Mammogram. The word that instills fear in many, many women. What is the root, or roots, of the fear?
There were two factors for me. First and foremost was I have a serious fear of someone causing pain on purpose. I have had six children, and as silly as this sounds, I was more afraid of the procedures necessary to alleviate pain during childbirth than of giving birth itself. Secondly, my birth mother has had breast cancer resulting in a double mastectomy, and my birth aunt passed away at the young age of 43 from breast cancer.
For many women, the fear of a cancer diagnosis makes them pack their schedules so tight there is no time for a mammogram. In addition, most women know someone who has had breast cancer and have watched their difficult, painful journeys unwind.
In 2016 it took three daughters, two mothers, two sisters and a handful of others to nearly physically carry me to my mammogram screening after they heard I had skipped an appointment or two. As frightened as I was, it did not hurt as I heard it would, and my screens came up dense, but normal.
Fast-forward to this past week when I went for another mammogram after the recommended amount of time had passed. I went confidently into the room with the hulking machine knowing the pain was not a factor any longer, and I would be in and out in minutes. Little did I know my confidence would come crashing down within an hour as I was called to return for more scans.
Last Friday, I returned again for more scans, and upon completion was asked to sit in the waiting room for the radiologist to confirm the images were enough. Yet again, within a half hour I was called back to take more images and meet with the radiologist. Twenty minutes later I sat with a doctor who calmly, politely, and very professionally explained the results of the images taken would require a needle biopsy.
Tears burned my eyes but would not roll down my cheeks as he asked if I had any questions. In shock, I simply said no.
Alone in my car, the drive home was quieter than usual. By the time I got back to Lanesboro, my fear and anxiety was through the roof. I had texted the results of the appointment to family members, but it was not until later that afternoon that I was able to verbalize my thoughts to a friend. This friend is going through a cancer journey of her own with her husband. She understood my fear, and she put a name to it.
Scanxiety is real. This past week at work has been a blur. I performed the duties necessary to run a coffee house, but it was in a thick haze of fear and worry. Worst-case scenarios raged in my head, exacerbating said "scanxiety."

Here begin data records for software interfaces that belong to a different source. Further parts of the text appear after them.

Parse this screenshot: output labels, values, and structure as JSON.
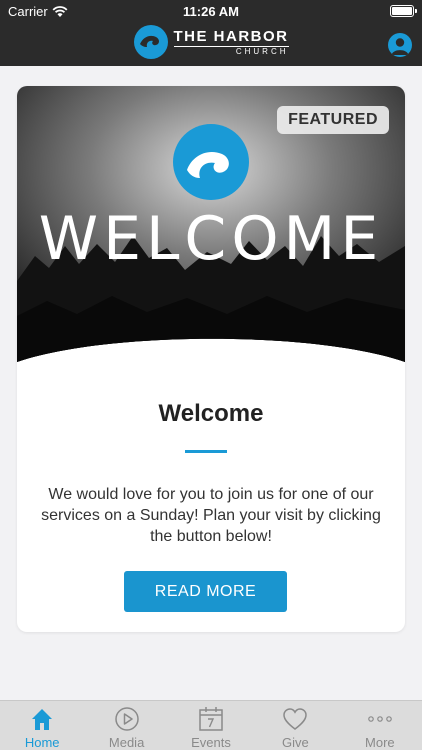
{
  "status_bar": {
    "carrier": "Carrier",
    "time": "11:26 AM"
  },
  "header": {
    "brand_line1": "THE HARBOR",
    "brand_line2": "CHURCH"
  },
  "card": {
    "badge": "FEATURED",
    "hero_text": "WELCOME",
    "title": "Welcome",
    "body": "We would love for you to join us for one of our services on a Sunday! Plan your visit by clicking the button below!",
    "button_label": "READ MORE"
  },
  "tabs": [
    {
      "label": "Home",
      "icon": "home-icon",
      "active": true
    },
    {
      "label": "Media",
      "icon": "play-icon",
      "active": false
    },
    {
      "label": "Events",
      "icon": "calendar-icon",
      "active": false
    },
    {
      "label": "Give",
      "icon": "heart-icon",
      "active": false
    },
    {
      "label": "More",
      "icon": "more-icon",
      "active": false
    }
  ],
  "colors": {
    "accent": "#1a9ad6",
    "header_bg": "#2b2b2b",
    "button": "#1a95cf"
  }
}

Today is the day I go back from my needle biopsy, and needless to say my behavior is not at its best. I have pushed people away, I have said things I should not have said, and have been short with those who do not deserve it. I can only hope that the medical staff who treat me today are as great as those who took care of me this past week. Every person I encountered on Gonda 2 South displayed the utmost kindness, concern and professionalism one could hope for.
It’s not always easy to do the same thing all day, every day and display the attitudes they all had. For those women and their workplace manners, I am grateful.